When you get right down to it, the only thing that's gone right on Condi's watch at State was when Cheney's boy John Bolton got booted as Ambassador to the UN, but Condi didn't have anything to do with that. The Senate Foreign Relations Committee had to take care of it for her.
Despite having been "in on" everything from the beginning, and having shown every bit as much capacity for incompetence and/or mendacity as Rumsfeld, Liddy, Rove, Gonzales and, yes, the reviled Michael "Heckuva Job" Brown, there's every indication that Condi will ride out the Bush term until the bitter end, and she certainly enjoys a more positive public image than do her less fortunate former colleagues. No one seriously talks about running her for president any more, but as Cooper tells us, just last month GQ magazine named her the most powerful person in Washington. Forbes has twice ranked her as the most powerful woman in the world and Time has called her one of the world's most influential people four times.
A run at the presidency may be unrealistic, but if the Democrats float a Hillary Clinton/Barack Obama ticket, the GOP might well try to make up the demographic gap by offering Condi its slate's number two spot. There's also been talk of Rice taking over as commissioner of the National Football League. Condi, however, insists she's only interested in going back to Stanford--whether Stanford likes it or not. That might be the most frightening eventuality of all--Condoleezza Rice, teaching a whole new generation of political scientists how to conduct diplomacy and foreign policy.
Please, God. Hasn't she done enough harm already?
Commander Jeff Huber, U.S. Navy (Retired) writes from Virginia Beach, Virginia.

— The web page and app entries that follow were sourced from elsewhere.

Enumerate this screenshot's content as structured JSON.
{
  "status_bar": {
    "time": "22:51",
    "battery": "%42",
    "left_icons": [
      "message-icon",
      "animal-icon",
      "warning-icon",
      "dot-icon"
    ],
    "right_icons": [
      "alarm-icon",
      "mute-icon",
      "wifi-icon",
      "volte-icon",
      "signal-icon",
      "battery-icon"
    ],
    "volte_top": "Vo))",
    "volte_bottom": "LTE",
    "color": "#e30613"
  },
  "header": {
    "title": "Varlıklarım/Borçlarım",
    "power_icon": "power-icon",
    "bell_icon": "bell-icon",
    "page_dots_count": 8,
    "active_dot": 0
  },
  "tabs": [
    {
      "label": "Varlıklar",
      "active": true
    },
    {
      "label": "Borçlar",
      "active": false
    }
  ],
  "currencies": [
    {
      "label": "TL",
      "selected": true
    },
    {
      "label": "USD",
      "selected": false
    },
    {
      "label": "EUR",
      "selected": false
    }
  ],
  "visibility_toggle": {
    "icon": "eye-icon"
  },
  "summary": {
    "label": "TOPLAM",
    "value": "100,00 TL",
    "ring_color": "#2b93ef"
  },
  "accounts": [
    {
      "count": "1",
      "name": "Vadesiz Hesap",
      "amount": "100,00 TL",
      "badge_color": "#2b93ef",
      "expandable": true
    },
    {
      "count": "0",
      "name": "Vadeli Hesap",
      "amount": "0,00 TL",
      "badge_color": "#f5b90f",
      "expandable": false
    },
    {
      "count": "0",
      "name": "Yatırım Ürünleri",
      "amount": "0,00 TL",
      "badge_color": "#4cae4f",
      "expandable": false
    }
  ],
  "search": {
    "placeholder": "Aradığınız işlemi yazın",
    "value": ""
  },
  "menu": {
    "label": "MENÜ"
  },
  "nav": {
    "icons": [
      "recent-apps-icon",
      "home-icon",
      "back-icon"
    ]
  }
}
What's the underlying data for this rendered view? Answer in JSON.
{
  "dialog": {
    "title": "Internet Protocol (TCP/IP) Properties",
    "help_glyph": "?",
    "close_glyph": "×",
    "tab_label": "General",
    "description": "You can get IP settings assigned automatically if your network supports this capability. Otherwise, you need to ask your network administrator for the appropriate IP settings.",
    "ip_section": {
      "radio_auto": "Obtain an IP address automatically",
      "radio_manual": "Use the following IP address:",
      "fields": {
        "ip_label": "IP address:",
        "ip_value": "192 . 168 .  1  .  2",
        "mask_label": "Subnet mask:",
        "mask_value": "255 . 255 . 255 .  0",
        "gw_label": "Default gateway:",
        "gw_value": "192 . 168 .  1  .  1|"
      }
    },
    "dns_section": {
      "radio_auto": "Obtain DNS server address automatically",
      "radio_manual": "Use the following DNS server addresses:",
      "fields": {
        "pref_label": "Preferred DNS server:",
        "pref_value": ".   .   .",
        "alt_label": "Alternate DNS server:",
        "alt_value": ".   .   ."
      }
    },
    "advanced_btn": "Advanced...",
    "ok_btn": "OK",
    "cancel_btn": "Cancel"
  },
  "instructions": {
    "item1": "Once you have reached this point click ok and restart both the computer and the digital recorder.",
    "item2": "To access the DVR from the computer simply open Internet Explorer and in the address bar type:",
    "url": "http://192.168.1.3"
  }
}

Read his commentaries at Pen and Sword, ePluribus and Military.com. Jeff's novel Bathtub Admirals (Kunati Books, ISBN: 9781601640192) will be available March 1, 2008.